RECORDS PROVIDED =
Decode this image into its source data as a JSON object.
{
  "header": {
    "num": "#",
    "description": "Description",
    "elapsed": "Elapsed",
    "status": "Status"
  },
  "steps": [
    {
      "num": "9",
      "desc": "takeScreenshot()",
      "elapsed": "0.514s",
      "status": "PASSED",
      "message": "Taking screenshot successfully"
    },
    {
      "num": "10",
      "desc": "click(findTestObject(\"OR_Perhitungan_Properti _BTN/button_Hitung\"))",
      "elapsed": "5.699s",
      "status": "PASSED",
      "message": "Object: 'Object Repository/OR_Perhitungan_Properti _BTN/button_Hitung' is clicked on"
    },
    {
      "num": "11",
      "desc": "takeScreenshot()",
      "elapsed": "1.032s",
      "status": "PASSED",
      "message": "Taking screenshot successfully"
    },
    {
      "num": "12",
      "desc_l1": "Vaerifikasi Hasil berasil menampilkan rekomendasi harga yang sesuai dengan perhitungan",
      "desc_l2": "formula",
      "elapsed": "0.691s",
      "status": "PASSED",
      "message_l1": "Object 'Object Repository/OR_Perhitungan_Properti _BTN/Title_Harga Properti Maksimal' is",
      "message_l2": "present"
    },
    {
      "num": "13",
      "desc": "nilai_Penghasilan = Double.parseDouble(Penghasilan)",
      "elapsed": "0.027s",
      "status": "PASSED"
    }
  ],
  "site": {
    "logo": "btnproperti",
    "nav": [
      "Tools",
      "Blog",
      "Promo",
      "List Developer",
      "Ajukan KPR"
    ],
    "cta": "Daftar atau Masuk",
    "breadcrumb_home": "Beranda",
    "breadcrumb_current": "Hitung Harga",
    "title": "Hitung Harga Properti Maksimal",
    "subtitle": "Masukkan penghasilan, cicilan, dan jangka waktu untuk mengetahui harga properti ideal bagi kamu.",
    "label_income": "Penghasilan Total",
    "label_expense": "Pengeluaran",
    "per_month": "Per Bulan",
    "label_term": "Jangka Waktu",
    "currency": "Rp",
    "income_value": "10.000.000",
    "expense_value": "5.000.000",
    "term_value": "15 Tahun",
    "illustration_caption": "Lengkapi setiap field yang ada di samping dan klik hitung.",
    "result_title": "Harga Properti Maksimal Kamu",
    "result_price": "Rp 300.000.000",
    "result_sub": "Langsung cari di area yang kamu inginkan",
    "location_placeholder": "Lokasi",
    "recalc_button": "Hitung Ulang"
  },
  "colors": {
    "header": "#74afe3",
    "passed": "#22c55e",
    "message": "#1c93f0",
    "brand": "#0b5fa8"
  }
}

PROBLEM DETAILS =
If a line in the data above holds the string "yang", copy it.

THE ANSWER =
      "desc_l1": "Vaerifikasi Hasil berasil menampilkan rekomendasi harga yang sesuai dengan perhitungan",
    "illustration_caption": "Lengkapi setiap field yang ada di samping dan klik hitung.",
    "result_sub": "Langsung cari di area yang kamu inginkan",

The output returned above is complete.